Republicans categorical displeasure with the best way social content material is dealt with on social platforms


Decisions made by social platforms regarding election content drew the ire of people on both sides of the political spectrum, but a new report from the Pew Research Center found that Republicans were far more critical.

Pew surveyed 12,648 U.S. adults between Nov. 18-29, with American Trends Panel respondents weighted by gender, race, ethnicity, partisan affiliation, education, and other categories as representative of the U.S. adult population.

Overall, 60% of respondents believe that fabricated news and information had a big impact on the 2020 presidential election, while 63% think that new media coverage had a big impact.

When it comes to social networks, 48% of respondents believe that these platforms' choices about voting content had a big impact on the results. 32% see campaign ads the same way.

Republicans were far more likely than Democrats to say that decisions made by social media companies had a large impact on elections at 62%, compared with 37%.
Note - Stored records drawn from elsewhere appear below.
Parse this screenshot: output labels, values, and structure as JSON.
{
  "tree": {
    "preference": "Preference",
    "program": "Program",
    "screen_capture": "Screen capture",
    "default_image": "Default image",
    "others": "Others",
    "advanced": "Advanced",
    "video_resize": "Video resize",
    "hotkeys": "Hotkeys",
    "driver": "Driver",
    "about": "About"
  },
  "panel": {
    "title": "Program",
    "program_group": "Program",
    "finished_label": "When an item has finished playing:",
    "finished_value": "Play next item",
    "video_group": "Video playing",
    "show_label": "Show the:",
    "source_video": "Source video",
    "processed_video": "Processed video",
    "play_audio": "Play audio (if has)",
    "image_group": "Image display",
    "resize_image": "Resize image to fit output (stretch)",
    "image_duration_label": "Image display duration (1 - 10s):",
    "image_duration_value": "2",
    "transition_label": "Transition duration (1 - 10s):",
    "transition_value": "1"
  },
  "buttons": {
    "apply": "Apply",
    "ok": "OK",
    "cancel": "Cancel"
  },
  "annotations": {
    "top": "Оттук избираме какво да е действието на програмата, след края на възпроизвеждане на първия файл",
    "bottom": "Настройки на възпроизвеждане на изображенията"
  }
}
The same partisan divide emerged when asked whether news media coverage (71% Republicans, 56% Democrats) and fictional news (69% and 54%, respectively) influenced the vote.
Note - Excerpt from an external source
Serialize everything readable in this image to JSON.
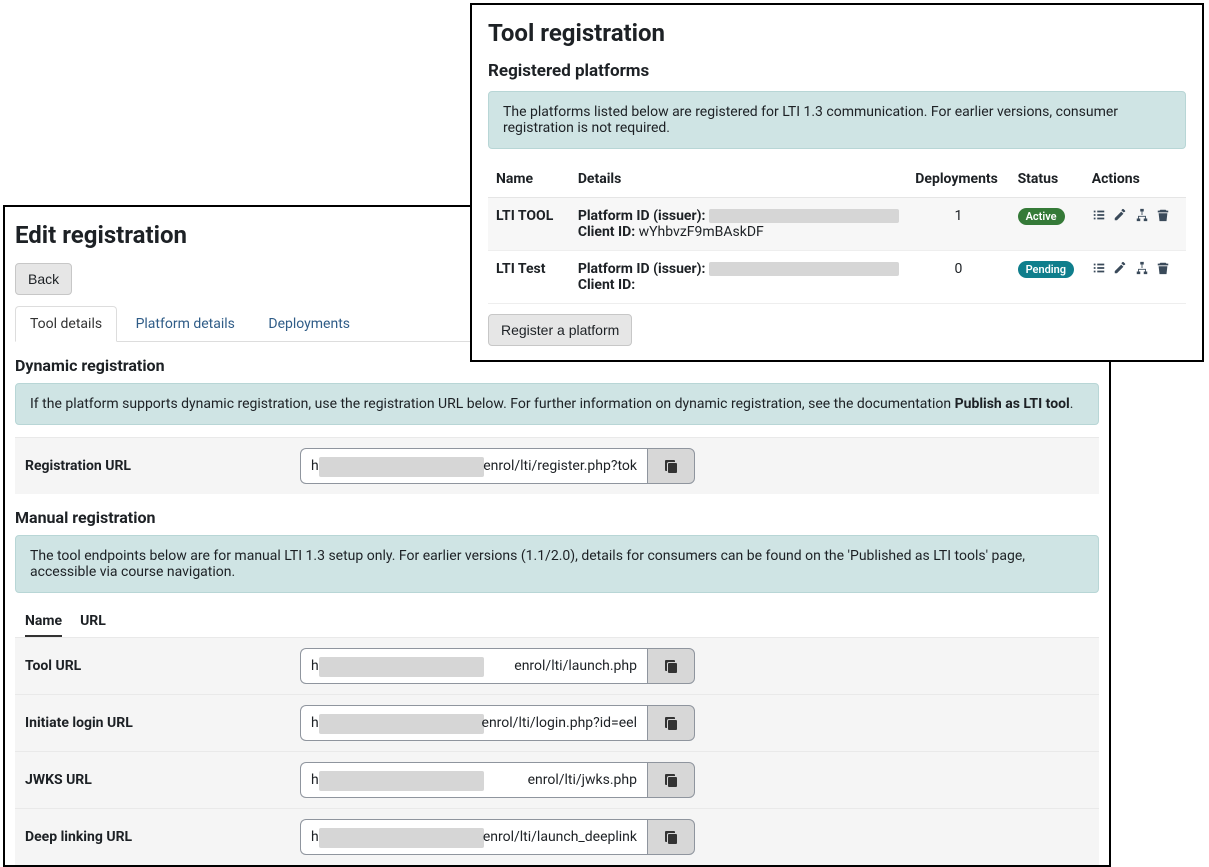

Respondents were largely divided over social platforms' decisions to block or flag up election news and information they believed to be inaccurate or misleading. 51% agreed and 47% disapproved.

On a party-political level, 78% of Republicans disapproved of decisions made by social networks.

A total of 60% of respondents believe that fabricated news and information had a major impact on the election, with Democrats and Republicans mostly viewing this as affecting their own party.

Pew Research Center Pew Research Center

Other findings from Pew's new report were:

  • 91% of Democratic respondents believe that President-elect Joe Biden has sent the right message since the election ended, while outgoing President Donald Trump has sent the wrong message.
  • Republicans who disagree with Trump's post-election news are more likely to be young adults, have a college degree, and are of Hispanic descent. Republicans who describe their political ideology as moderate or liberal are far more likely than Conservative Republicans to disapprove of Trump's message, at 51% versus 20%.
  • Half of those polled know that there has never been a case in modern history where a lost presidential candidate refused to publicly admit prior to inauguration day, but that too has been split by party line, with 64% of Democrats so correctly answered question, compared to 36% of Republicans.
  • 42% of respondents believe that election fraud allegations received too much attention, while 31% said they received too little attention, and 25% saw it as the right amount. This, too, was politically divided: 58% of Republicans felt that these allegations were neglected (compared to just 8% of Democrats), 22% said they received the right amount (compared to 28% of Democrats) and only 18% said they received too much attention (compared to 63% of Democrats).
  • When asked about the news media as a whole, 69% of Democratic respondents said they provided largely accurate reporting after the polls, compared with just 18% of Republicans.
  • Half of Democrats believe the news sources they turned to explained the process of counting votes after the election was over, up from just 16% of Republicans.
  • The proportion of respondents who closely monitored Covid-19 remained largely unchanged from mid-October to the end of November. 37% followed him very closely – 47% of Democrats versus 28% of Republicans.
  • Far more Democrats (45%) than Republicans (21%) changed their Thanksgiving plans due to the pandemic, as Republicans (56%) were more likely than Democrats (13%) to say the pandemic was excessive (although that Republican number is in the) down by around five percentage points last week).

Jeffrey Rabinowitz